● Material for the task:
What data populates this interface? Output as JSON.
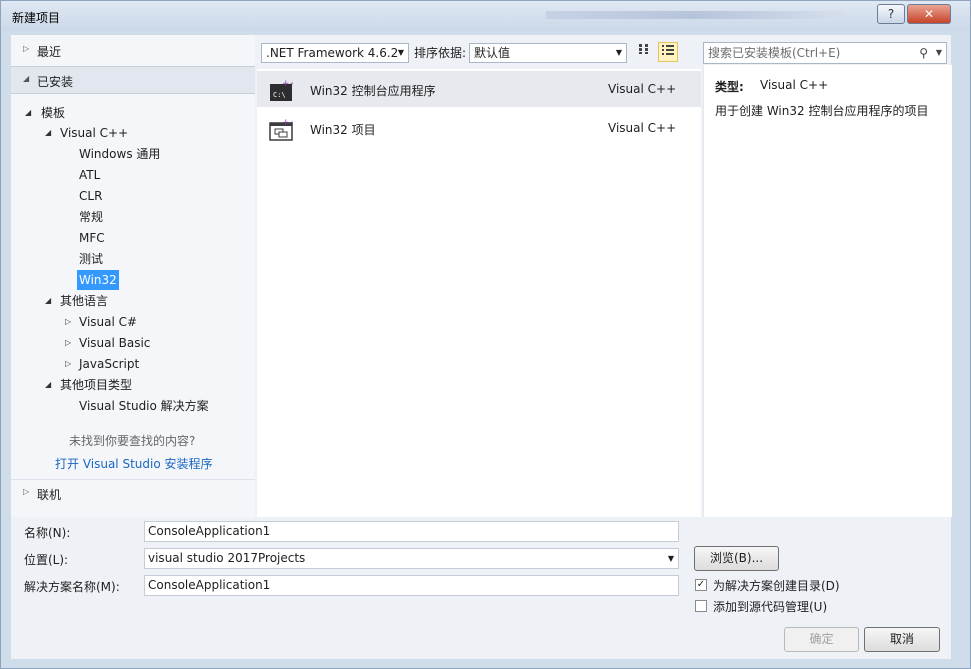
{
  "window": {
    "title": "新建项目",
    "help": "?",
    "close": "✕"
  },
  "left": {
    "recent": "最近",
    "installed": "已安装",
    "templates": "模板",
    "vcpp": "Visual C++",
    "vcpp_children": [
      "Windows 通用",
      "ATL",
      "CLR",
      "常规",
      "MFC",
      "测试",
      "Win32"
    ],
    "other_langs": "其他语言",
    "other_lang_children": [
      "Visual C#",
      "Visual Basic",
      "JavaScript"
    ],
    "other_types": "其他项目类型",
    "vs_solution": "Visual Studio 解决方案",
    "not_found": "未找到你要查找的内容?",
    "open_installer": "打开 Visual Studio 安装程序",
    "online": "联机"
  },
  "toolbar": {
    "framework": ".NET Framework 4.6.2",
    "sort_label": "排序依据:",
    "sort_value": "默认值",
    "search_placeholder": "搜索已安装模板(Ctrl+E)"
  },
  "templates": [
    {
      "name": "Win32 控制台应用程序",
      "lang": "Visual C++",
      "selected": true
    },
    {
      "name": "Win32 项目",
      "lang": "Visual C++",
      "selected": false
    }
  ],
  "details": {
    "type_label": "类型:",
    "type_value": "Visual C++",
    "description": "用于创建 Win32 控制台应用程序的项目"
  },
  "form": {
    "name_label": "名称(N):",
    "name_value": "ConsoleApplication1",
    "location_label": "位置(L):",
    "location_value": "visual studio 2017Projects",
    "solution_label": "解决方案名称(M):",
    "solution_value": "ConsoleApplication1",
    "browse": "浏览(B)...",
    "create_dir": "为解决方案创建目录(D)",
    "create_dir_checked": true,
    "add_scm": "添加到源代码管理(U)",
    "add_scm_checked": false,
    "ok": "确定",
    "cancel": "取消"
  },
  "colors": {
    "accent": "#3399ff",
    "link": "#1a66c2"
  }
}
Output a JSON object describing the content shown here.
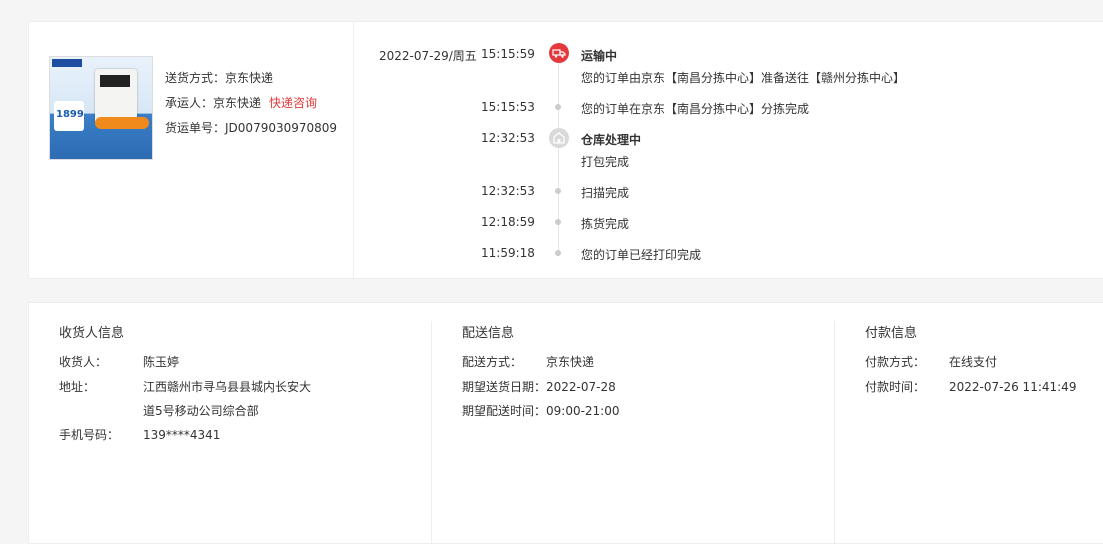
{
  "shipping": {
    "method_label": "送货方式：",
    "method_value": "京东快递",
    "carrier_label": "承运人：",
    "carrier_value": "京东快递",
    "consult_link": "快递咨询",
    "tracking_label": "货运单号：",
    "tracking_value": "JD0079030970809"
  },
  "product": {
    "price": "1899",
    "icon": "water-dispenser-product-image"
  },
  "timeline": {
    "date": "2022-07-29/周五",
    "events": [
      {
        "time": "15:15:59",
        "title": "运输中",
        "text": "您的订单由京东【南昌分拣中心】准备送往【赣州分拣中心】",
        "icon": "truck-icon"
      },
      {
        "time": "15:15:53",
        "title": "",
        "text": "您的订单在京东【南昌分拣中心】分拣完成"
      },
      {
        "time": "12:32:53",
        "title": "仓库处理中",
        "text": "打包完成",
        "icon": "warehouse-icon"
      },
      {
        "time": "12:32:53",
        "title": "",
        "text": "扫描完成"
      },
      {
        "time": "12:18:59",
        "title": "",
        "text": "拣货完成"
      },
      {
        "time": "11:59:18",
        "title": "",
        "text": "您的订单已经打印完成"
      }
    ]
  },
  "receiver": {
    "heading": "收货人信息",
    "name_label": "收货人：",
    "name_value": "陈玉婷",
    "address_label": "地址：",
    "address_line1": "江西赣州市寻乌县县城内长安大",
    "address_line2": "道5号移动公司综合部",
    "phone_label": "手机号码：",
    "phone_value": "139****4341"
  },
  "delivery": {
    "heading": "配送信息",
    "method_label": "配送方式：",
    "method_value": "京东快递",
    "date_label": "期望送货日期：",
    "date_value": "2022-07-28",
    "time_label": "期望配送时间：",
    "time_value": "09:00-21:00"
  },
  "payment": {
    "heading": "付款信息",
    "method_label": "付款方式：",
    "method_value": "在线支付",
    "time_label": "付款时间：",
    "time_value": "2022-07-26 11:41:49"
  },
  "colors": {
    "accent": "#e4393c",
    "text": "#333333",
    "border": "#eeeeee",
    "background": "#f5f5f5"
  }
}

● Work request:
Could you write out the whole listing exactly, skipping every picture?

● Response area:
What data populates this interface? Output as JSON.
{
  "window": {
    "title": "新建项目",
    "help": "?",
    "close": "✕"
  },
  "left": {
    "recent": "最近",
    "installed": "已安装",
    "templates": "模板",
    "vcpp": "Visual C++",
    "vcpp_children": [
      "Windows 通用",
      "ATL",
      "CLR",
      "常规",
      "MFC",
      "测试",
      "Win32"
    ],
    "other_langs": "其他语言",
    "other_lang_children": [
      "Visual C#",
      "Visual Basic",
      "JavaScript"
    ],
    "other_types": "其他项目类型",
    "vs_solution": "Visual Studio 解决方案",
    "not_found": "未找到你要查找的内容?",
    "open_installer": "打开 Visual Studio 安装程序",
    "online": "联机"
  },
  "toolbar": {
    "framework": ".NET Framework 4.6.2",
    "sort_label": "排序依据:",
    "sort_value": "默认值",
    "search_placeholder": "搜索已安装模板(Ctrl+E)"
  },
  "templates": [
    {
      "name": "Win32 控制台应用程序",
      "lang": "Visual C++",
      "selected": true
    },
    {
      "name": "Win32 项目",
      "lang": "Visual C++",
      "selected": false
    }
  ],
  "details": {
    "type_label": "类型:",
    "type_value": "Visual C++",
    "description": "用于创建 Win32 控制台应用程序的项目"
  },
  "form": {
    "name_label": "名称(N):",
    "name_value": "ConsoleApplication1",
    "location_label": "位置(L):",
    "location_value": "visual studio 2017Projects",
    "solution_label": "解决方案名称(M):",
    "solution_value": "ConsoleApplication1",
    "browse": "浏览(B)...",
    "create_dir": "为解决方案创建目录(D)",
    "create_dir_checked": true,
    "add_scm": "添加到源代码管理(U)",
    "add_scm_checked": false,
    "ok": "确定",
    "cancel": "取消"
  },
  "colors": {
    "accent": "#3399ff",
    "link": "#1a66c2"
  }
}
Output a JSON object describing the content shown here.
{
  "shipping": {
    "method_label": "送货方式：",
    "method_value": "京东快递",
    "carrier_label": "承运人：",
    "carrier_value": "京东快递",
    "consult_link": "快递咨询",
    "tracking_label": "货运单号：",
    "tracking_value": "JD0079030970809"
  },
  "product": {
    "price": "1899",
    "icon": "water-dispenser-product-image"
  },
  "timeline": {
    "date": "2022-07-29/周五",
    "events": [
      {
        "time": "15:15:59",
        "title": "运输中",
        "text": "您的订单由京东【南昌分拣中心】准备送往【赣州分拣中心】",
        "icon": "truck-icon"
      },
      {
        "time": "15:15:53",
        "title": "",
        "text": "您的订单在京东【南昌分拣中心】分拣完成"
      },
      {
        "time": "12:32:53",
        "title": "仓库处理中",
        "text": "打包完成",
        "icon": "warehouse-icon"
      },
      {
        "time": "12:32:53",
        "title": "",
        "text": "扫描完成"
      },
      {
        "time": "12:18:59",
        "title": "",
        "text": "拣货完成"
      },
      {
        "time": "11:59:18",
        "title": "",
        "text": "您的订单已经打印完成"
      }
    ]
  },
  "receiver": {
    "heading": "收货人信息",
    "name_label": "收货人：",
    "name_value": "陈玉婷",
    "address_label": "地址：",
    "address_line1": "江西赣州市寻乌县县城内长安大",
    "address_line2": "道5号移动公司综合部",
    "phone_label": "手机号码：",
    "phone_value": "139****4341"
  },
  "delivery": {
    "heading": "配送信息",
    "method_label": "配送方式：",
    "method_value": "京东快递",
    "date_label": "期望送货日期：",
    "date_value": "2022-07-28",
    "time_label": "期望配送时间：",
    "time_value": "09:00-21:00"
  },
  "payment": {
    "heading": "付款信息",
    "method_label": "付款方式：",
    "method_value": "在线支付",
    "time_label": "付款时间：",
    "time_value": "2022-07-26 11:41:49"
  },
  "colors": {
    "accent": "#e4393c",
    "text": "#333333",
    "border": "#eeeeee",
    "background": "#f5f5f5"
  }
}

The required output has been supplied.